Piccinelli, Chiara, Jago, Rachel, Milne, Elspeth
Veterinary pathology 2019 v.56 no.2 pp. 244-247
animal pathology, cell structures, eosin, ganglia, grass sickness, histology, horses, neurodegenerative diseases, rapid methods
Equine dysautonomia (grass sickness) is characterized by autonomic neuronal degeneration and is often fatal. As outbreaks occur, rapid diagnosis is essential but confirmation currently requires histological examination. This study evaluated diagnostic accuracy of cytological examination of cranial cervical ganglion (CCG) scrapings for dysautonomia diagnosis. CCG smears from 20 controls and 16 dysautonomia cases were stained with May-Grünwald Giemsa (MGG), hematoxylin and eosin (HE), and cresyl fast violet (CFV), with HE-stained histological sections of CCG as gold standard for diagnosis. Examining all 3 stains together, the sensitivity and specificity were 100%. Occasional individual smears (4/107, 3.7%) were nondiagnostic due to low cellularity, and in a few individual smears the final diagnosis was correct but more tentative (CFV: 5/33 [15.1%], HE: 2/34 [5.9%], and MGG: 4/36 [11.1%]), due to low cellularity or suboptimal cell morphology.

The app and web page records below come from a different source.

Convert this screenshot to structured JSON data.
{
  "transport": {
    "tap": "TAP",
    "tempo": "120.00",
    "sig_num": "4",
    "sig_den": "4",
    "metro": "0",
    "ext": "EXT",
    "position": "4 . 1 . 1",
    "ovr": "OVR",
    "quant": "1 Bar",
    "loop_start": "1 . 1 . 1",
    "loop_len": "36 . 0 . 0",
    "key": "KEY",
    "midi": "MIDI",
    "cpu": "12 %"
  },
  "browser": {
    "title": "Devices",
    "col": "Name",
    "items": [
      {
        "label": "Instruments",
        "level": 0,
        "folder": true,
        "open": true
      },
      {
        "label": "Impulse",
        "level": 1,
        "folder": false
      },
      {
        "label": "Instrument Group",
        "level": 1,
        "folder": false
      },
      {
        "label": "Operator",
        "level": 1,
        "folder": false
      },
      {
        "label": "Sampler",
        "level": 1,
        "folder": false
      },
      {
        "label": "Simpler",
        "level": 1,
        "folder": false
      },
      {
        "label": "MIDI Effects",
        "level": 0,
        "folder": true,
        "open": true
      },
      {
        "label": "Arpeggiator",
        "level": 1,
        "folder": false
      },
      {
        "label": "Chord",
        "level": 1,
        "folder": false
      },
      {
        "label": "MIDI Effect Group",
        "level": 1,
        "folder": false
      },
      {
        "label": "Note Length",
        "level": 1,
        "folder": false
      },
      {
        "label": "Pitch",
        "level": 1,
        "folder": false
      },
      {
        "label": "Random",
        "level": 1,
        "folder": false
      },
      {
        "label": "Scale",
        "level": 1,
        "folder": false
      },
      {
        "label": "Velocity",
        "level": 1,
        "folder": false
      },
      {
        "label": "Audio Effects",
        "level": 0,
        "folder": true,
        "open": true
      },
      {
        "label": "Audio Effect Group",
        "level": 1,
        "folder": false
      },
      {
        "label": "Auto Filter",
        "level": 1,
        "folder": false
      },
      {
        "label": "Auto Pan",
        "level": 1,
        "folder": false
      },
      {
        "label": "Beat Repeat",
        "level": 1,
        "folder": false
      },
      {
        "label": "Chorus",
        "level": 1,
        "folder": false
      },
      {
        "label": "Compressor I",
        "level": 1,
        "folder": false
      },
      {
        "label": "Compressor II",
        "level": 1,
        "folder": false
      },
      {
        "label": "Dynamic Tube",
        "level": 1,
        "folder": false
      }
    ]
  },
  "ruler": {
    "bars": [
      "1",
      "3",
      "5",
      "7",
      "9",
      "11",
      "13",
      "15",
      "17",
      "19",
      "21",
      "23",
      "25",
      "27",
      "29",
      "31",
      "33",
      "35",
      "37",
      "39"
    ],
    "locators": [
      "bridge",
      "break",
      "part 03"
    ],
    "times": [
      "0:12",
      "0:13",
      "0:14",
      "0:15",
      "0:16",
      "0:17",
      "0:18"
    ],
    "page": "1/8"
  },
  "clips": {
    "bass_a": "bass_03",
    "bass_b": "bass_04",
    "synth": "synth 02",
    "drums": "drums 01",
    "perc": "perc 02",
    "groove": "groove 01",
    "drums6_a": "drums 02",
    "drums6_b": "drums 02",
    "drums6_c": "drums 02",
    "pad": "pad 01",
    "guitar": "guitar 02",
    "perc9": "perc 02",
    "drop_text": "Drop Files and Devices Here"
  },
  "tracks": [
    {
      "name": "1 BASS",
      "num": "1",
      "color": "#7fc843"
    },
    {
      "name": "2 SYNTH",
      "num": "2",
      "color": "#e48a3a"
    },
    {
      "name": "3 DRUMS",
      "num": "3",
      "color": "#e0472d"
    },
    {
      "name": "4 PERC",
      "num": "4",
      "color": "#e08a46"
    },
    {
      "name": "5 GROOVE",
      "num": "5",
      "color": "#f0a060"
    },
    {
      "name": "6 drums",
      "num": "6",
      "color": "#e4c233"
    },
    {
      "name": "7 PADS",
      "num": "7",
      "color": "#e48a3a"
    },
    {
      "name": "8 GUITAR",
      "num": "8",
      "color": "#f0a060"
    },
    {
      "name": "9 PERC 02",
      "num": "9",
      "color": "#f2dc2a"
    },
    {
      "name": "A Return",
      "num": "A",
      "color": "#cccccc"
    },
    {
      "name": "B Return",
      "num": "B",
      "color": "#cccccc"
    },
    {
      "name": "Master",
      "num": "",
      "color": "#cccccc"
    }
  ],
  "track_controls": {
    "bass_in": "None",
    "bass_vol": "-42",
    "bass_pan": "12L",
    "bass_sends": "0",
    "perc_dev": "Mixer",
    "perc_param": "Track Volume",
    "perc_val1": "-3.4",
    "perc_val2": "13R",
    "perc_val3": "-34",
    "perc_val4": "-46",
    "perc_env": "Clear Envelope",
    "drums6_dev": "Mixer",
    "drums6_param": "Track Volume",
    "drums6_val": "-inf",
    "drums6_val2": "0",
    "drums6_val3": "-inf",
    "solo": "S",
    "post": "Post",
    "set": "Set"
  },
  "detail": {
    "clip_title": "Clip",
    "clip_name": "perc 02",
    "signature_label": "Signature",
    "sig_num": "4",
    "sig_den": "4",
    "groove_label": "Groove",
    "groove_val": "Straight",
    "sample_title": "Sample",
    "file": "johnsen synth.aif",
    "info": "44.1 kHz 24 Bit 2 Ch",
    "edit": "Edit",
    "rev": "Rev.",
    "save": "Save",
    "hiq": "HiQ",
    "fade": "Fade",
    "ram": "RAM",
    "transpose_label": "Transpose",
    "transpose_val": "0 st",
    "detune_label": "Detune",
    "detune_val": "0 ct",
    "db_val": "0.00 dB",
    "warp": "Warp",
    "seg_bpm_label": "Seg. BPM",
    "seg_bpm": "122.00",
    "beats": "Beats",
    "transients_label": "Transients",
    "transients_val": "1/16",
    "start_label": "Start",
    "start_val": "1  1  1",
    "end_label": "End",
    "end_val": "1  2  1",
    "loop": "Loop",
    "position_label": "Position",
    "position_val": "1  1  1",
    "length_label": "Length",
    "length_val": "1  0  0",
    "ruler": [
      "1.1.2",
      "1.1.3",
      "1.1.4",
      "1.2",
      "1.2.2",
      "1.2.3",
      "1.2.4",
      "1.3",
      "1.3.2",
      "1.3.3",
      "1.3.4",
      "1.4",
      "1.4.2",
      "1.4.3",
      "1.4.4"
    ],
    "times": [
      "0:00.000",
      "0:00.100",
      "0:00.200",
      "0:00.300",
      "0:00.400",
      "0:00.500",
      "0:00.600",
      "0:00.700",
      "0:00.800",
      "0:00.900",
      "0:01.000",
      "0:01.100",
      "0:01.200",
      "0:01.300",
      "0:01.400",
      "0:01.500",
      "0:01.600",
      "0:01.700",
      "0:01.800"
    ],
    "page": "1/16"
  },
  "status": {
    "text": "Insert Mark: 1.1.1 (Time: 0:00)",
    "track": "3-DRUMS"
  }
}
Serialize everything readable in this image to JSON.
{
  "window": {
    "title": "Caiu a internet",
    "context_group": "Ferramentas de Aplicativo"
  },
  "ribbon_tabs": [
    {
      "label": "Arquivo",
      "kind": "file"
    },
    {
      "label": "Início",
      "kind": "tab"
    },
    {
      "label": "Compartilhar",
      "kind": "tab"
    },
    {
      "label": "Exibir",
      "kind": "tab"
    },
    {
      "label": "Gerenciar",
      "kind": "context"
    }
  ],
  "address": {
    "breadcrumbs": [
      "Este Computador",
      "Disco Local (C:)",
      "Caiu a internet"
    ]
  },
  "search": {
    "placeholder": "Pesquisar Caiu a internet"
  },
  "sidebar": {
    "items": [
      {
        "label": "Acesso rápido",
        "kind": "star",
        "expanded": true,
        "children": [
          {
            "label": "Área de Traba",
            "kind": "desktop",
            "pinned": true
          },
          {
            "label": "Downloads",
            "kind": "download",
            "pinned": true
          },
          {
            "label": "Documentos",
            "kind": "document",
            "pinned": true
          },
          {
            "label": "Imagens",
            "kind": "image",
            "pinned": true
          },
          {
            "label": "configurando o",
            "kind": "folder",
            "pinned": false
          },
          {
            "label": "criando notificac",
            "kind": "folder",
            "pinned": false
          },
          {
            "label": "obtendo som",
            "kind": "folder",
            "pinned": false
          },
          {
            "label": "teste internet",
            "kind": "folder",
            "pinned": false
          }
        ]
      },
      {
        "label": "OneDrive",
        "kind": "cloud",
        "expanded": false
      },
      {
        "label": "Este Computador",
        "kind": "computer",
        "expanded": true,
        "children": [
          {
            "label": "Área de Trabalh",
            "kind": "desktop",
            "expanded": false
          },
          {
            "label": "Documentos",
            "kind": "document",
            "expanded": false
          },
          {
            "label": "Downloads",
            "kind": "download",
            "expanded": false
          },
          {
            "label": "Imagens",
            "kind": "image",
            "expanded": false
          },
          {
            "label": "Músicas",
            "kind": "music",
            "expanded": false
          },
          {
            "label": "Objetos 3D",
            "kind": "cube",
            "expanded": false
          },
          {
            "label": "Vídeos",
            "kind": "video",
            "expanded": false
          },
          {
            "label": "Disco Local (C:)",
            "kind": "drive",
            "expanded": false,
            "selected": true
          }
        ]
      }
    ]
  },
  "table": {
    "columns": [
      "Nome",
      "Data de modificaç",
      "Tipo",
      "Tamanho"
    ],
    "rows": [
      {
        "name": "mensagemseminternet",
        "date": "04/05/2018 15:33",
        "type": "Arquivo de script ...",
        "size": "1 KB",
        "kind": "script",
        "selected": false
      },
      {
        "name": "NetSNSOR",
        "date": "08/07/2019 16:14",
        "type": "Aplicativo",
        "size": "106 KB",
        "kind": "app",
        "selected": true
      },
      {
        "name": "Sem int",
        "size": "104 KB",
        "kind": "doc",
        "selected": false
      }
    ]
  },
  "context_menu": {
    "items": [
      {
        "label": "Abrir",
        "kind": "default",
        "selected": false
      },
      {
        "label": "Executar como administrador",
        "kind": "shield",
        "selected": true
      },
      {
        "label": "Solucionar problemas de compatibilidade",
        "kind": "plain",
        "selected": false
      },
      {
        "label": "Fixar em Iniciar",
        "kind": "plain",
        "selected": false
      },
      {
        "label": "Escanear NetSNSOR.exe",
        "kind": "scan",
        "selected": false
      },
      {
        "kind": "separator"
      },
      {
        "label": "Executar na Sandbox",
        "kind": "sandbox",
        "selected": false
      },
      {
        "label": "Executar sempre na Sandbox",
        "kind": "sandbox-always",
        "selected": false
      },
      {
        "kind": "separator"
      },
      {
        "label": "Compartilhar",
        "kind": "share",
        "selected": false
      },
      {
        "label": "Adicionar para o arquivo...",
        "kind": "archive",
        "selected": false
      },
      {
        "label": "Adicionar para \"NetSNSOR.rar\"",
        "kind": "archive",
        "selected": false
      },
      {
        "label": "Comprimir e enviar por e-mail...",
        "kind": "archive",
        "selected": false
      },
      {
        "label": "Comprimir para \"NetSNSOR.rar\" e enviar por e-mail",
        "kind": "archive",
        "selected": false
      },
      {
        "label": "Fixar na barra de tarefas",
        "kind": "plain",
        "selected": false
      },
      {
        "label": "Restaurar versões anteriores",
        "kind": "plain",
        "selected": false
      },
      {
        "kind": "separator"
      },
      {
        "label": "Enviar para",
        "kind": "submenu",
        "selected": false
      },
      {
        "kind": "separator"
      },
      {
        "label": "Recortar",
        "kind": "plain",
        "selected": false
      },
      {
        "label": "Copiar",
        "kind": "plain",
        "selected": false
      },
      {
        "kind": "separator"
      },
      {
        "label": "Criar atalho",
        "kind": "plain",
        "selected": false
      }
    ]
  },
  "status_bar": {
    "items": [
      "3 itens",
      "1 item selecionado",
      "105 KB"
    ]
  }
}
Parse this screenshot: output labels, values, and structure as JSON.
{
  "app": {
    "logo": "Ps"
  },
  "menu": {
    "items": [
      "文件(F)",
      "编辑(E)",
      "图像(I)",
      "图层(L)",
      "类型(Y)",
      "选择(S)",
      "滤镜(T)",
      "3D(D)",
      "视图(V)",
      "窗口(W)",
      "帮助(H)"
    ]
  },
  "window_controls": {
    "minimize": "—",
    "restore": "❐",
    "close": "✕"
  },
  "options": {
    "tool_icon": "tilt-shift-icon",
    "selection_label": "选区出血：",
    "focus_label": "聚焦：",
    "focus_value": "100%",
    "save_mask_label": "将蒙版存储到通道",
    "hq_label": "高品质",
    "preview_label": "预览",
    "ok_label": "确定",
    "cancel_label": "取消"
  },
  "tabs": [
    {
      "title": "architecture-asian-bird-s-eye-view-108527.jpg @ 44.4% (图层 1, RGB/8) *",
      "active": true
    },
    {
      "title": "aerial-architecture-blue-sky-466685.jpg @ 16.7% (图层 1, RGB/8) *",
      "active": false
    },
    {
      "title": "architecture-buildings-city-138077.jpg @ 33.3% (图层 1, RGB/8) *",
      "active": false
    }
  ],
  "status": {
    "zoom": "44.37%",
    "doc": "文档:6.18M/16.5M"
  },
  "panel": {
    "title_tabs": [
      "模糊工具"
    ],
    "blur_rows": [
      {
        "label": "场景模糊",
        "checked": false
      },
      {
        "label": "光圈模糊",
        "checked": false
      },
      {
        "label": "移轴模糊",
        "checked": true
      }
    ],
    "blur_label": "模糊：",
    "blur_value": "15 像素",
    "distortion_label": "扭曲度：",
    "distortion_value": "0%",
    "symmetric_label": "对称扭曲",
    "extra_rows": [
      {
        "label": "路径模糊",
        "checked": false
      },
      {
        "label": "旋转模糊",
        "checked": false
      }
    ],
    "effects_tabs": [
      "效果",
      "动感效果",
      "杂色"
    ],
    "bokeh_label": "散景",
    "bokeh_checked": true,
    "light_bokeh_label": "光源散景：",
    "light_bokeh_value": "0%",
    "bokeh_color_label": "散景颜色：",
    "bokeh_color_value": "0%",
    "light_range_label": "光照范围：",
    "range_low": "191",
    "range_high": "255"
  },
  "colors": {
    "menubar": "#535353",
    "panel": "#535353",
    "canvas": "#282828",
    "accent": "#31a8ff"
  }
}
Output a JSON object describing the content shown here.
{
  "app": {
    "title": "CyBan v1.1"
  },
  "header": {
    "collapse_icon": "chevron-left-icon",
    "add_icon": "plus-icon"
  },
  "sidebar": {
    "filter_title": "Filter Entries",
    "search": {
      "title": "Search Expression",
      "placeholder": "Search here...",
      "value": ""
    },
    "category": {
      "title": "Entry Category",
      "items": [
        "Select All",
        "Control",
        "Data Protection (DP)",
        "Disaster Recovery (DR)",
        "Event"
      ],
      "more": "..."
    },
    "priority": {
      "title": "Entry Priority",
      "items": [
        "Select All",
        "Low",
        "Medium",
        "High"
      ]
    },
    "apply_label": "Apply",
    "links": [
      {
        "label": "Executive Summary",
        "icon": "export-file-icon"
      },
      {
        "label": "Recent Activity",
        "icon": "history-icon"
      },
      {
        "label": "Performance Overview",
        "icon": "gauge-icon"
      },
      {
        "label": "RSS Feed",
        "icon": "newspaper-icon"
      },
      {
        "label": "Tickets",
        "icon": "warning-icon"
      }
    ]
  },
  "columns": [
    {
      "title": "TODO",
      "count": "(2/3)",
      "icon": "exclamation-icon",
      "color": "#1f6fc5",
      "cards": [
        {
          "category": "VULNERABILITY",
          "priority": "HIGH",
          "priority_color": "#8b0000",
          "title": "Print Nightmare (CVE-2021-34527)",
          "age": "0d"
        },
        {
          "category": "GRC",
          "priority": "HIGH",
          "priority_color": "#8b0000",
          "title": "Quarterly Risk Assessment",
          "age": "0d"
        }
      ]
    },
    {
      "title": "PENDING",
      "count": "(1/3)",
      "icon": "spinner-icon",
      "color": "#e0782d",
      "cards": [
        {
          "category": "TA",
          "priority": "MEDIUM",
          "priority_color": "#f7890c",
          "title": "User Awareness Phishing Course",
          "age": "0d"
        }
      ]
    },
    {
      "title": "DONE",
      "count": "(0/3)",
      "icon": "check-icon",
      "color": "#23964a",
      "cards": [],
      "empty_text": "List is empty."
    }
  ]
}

CCG cytology was considered reliable for rapid postmortem diagnosis of equine dysautonomia, particularly using MGG.